Morgan Blair spends most of her between art, mental health advocacy, diving, and spirituality. Through an intern program at Arts of Life in Chicago, Morgan helps mentor artists with disabilities about art mediums; she also offer assistance in the completion of their projects.
Morgan is currently an art student at School of the Art Institute of Chicago studying primarily writing, video, and art therapy. When she is not working or in school, She is writing about explorations and documenting her recovery on her personal blog, UnPolished Journey. Aside from all that, Morgan is obsessed with the ocean, so obsessed she is an avid scuba diver. Whenever Morgan gets the chance, she takes small trips to various dive locations. There is something so peaceful about the weightless, silent wonder that she experiences submerged in the waters that leaves her feeling spiritually centered and connected. Because of this, she hopes to get into the field of underwater photography and videography when the time is right.
You’re an advocate for mental health. How did this commence?
MB: Mental health advocacy fell naturally into my lap as I embarked on my personal journey towards recovery from an eating disorder and PTSD. I have spent the majority of my last two years inside treatment centers and have experienced either through my own journey, or the journey of those in treatment alongside me, the weak spots in behavioral health care. I have seen countless men and women get denied coverage for a level of care necessary for the severity of their eating disorders simply because their weight was not low enough. I have seen people’s, who are severely depressed, insurance cut and they have to leave treatment within a couple of hours, distraught and now more emotionally unstable than ever. I have been told straight to my face that I will probably never recover, that I have a chronic eating disorder, or that I need to be “realistic” in what I can actually achieve through treatment. I have seen person after person give voice to traumas that society tells us we can never speak about. The list could go on and on, but the bottom line is this: I am passionate about bringing to light the warriors, fighters, and overcomes that exist in the recovery world. Because I can say with confidence that I have never encountered people with more resilience, compassion, and strength than those who have overcome mental illness. After all, it is a battle between them and their minds.
What change would you like to see in the world in regards to mental health?
MB: Majority of the changes I would love to see unfold in the mental health world start with awareness. First, I want people to be aware of the complexity of eating disorders and start to see the diseases as something other than a body type. Eating disorders are invisible to society because society is ignorant to what they actually look like. Second, I want men and women to be able to speak about sexual trauma without being silenced. Speaking our stories is what fosters connection and in connection we begin to heal. At least, that is what I am finding through my own recovery journey. The victim of such heinous acts should not have to suffer in isolation. I want to bring empowerment back to those who have had it stripped from them.
“The day I realized I held the power to react to life’s circumstances however I deemed fit was the day the course of my existence was forever altered because in this realization came the freedom to choose recovery despite the storms surrounding me.”
Who inspires you?

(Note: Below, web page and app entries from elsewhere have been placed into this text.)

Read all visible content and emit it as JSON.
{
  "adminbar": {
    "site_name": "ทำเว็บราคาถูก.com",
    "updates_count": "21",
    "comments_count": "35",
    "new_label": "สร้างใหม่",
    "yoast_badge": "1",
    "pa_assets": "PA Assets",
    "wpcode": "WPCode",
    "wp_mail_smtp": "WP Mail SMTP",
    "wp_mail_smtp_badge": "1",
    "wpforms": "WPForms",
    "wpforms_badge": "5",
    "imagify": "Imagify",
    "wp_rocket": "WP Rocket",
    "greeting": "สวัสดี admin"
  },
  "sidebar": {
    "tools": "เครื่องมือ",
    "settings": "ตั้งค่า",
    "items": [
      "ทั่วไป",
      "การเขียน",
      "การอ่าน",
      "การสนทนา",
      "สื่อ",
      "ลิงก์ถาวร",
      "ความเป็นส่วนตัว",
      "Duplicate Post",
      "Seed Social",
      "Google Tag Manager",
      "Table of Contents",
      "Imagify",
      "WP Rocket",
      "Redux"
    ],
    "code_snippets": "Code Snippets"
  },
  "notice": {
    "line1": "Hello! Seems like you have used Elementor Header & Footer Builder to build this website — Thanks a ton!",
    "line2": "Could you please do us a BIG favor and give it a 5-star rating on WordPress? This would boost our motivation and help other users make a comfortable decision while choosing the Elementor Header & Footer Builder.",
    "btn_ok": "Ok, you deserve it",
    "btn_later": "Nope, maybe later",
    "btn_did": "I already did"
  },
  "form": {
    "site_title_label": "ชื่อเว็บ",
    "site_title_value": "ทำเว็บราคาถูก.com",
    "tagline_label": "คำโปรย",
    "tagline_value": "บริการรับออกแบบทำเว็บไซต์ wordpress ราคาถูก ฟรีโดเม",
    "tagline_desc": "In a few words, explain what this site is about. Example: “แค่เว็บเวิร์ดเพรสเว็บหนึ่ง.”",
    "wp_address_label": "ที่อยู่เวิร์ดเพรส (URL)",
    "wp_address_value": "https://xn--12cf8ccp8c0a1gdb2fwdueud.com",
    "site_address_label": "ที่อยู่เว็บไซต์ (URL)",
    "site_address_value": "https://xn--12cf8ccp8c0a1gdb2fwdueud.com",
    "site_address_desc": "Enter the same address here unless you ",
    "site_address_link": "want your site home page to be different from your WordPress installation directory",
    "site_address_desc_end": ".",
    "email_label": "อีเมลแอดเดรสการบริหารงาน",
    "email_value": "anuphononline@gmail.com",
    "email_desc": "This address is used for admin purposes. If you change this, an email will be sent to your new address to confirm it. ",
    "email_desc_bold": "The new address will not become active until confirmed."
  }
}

MB: So many people inspire me it is hard to choose! I have met countless warriors through my time in treatment centers and 12 steps meetings. But I would say that time and time again I am overcome by the strength that I see in my mother. She herself has overcome many trials and it never ceases to amaze me the amount of empathy and compassion she continues to supply to others. Right now she is battling Stage 3C breast cancer, which is only the tip of the iceberg of battles she has encountered over the course of her life, and yet my mother is still a consistently positive and motivated spirit . I have no doubt in her ability to kick cancers butt and it is her strength which encourages me to fight for my own health every single day.
Morgan shares a collection of her photos and quotes promoting recovery, mental health awareness, and healthy lifestyles on her Instagram: @unpolishedjourney.